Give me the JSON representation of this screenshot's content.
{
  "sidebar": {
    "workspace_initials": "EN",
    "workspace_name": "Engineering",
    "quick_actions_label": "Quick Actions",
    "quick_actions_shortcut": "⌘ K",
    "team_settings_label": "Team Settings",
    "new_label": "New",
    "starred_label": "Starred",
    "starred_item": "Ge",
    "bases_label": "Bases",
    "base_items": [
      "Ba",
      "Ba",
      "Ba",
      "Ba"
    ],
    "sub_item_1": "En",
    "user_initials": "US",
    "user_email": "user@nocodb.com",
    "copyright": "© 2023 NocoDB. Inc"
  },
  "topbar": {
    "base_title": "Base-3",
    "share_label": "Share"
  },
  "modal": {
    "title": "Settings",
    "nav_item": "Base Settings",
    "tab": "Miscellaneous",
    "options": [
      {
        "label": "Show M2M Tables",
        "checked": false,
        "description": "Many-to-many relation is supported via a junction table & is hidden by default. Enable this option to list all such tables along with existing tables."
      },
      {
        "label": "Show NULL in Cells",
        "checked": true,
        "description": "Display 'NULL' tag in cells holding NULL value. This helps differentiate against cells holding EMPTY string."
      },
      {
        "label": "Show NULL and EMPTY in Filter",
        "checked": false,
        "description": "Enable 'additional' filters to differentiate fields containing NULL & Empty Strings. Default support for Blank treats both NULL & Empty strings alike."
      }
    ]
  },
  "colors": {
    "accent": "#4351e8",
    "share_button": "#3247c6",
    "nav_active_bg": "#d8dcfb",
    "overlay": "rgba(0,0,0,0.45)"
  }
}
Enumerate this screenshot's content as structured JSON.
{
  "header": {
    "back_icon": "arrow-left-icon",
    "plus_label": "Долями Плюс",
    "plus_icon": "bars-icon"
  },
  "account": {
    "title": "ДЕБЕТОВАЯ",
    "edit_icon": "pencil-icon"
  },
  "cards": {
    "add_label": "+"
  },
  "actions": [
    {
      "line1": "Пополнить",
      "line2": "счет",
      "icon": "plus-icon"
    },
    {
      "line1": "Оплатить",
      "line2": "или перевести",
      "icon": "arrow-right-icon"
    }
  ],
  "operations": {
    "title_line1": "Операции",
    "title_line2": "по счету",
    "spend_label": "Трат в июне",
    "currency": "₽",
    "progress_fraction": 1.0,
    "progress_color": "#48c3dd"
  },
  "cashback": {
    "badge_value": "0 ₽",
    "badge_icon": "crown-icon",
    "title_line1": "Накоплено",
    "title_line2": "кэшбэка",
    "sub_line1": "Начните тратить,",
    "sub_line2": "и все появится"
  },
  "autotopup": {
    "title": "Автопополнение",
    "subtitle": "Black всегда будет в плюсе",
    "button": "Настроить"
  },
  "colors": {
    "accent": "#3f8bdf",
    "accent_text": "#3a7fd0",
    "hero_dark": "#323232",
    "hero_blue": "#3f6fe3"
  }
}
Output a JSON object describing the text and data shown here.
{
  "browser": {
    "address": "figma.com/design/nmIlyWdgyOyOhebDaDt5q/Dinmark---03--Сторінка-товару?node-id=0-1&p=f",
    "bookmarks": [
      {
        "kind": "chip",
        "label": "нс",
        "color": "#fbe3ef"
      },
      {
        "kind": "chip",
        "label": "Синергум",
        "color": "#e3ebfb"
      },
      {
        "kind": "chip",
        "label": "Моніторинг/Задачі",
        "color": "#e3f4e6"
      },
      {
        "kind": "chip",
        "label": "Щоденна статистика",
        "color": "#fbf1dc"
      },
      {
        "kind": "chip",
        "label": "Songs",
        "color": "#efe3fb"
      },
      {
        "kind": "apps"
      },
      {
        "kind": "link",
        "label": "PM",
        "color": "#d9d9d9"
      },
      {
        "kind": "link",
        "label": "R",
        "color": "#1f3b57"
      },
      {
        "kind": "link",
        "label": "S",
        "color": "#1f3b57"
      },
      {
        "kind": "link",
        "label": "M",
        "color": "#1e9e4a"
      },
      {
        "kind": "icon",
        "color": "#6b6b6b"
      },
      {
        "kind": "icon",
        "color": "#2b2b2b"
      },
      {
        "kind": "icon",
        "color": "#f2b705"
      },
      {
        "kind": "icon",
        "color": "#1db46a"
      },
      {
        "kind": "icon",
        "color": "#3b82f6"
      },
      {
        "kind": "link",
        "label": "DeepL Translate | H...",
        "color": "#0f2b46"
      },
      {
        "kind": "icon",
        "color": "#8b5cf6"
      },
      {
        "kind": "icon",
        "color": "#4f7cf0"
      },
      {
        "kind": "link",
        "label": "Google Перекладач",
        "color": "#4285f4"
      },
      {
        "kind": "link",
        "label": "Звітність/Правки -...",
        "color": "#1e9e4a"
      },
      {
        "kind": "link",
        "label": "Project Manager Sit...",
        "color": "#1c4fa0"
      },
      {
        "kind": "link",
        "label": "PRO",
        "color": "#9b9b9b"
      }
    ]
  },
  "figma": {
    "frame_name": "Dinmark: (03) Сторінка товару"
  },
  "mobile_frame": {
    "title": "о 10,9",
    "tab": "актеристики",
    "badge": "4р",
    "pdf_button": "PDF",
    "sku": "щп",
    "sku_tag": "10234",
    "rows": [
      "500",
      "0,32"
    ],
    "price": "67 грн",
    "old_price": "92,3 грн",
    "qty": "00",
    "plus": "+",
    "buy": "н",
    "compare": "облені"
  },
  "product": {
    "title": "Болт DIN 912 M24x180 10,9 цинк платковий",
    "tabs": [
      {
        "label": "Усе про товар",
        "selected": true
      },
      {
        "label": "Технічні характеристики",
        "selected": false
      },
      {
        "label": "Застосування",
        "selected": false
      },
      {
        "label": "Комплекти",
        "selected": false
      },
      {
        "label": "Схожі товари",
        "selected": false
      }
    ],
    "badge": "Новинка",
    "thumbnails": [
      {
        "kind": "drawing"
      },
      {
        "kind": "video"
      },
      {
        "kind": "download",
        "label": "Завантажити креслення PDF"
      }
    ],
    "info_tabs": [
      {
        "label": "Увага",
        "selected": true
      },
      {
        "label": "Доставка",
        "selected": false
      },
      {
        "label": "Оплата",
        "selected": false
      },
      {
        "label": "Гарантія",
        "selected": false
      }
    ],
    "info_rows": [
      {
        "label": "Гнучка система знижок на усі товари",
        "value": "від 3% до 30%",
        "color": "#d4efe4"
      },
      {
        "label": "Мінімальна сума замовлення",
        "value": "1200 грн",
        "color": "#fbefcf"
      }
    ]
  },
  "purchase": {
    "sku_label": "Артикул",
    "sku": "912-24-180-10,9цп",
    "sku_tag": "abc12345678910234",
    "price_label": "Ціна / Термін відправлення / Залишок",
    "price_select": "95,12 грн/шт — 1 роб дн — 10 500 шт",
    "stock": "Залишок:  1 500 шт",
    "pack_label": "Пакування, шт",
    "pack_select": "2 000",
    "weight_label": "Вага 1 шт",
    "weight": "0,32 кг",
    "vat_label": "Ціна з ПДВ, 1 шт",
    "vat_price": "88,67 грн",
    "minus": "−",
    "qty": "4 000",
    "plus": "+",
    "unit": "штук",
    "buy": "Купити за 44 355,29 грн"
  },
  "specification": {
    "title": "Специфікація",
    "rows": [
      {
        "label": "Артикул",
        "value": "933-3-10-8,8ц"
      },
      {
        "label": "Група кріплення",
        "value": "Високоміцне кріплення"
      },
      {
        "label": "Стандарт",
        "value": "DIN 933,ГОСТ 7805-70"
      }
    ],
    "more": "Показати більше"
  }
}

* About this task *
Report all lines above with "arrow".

* Reply *
    "back_icon": "arrow-left-icon",
      "icon": "arrow-right-icon"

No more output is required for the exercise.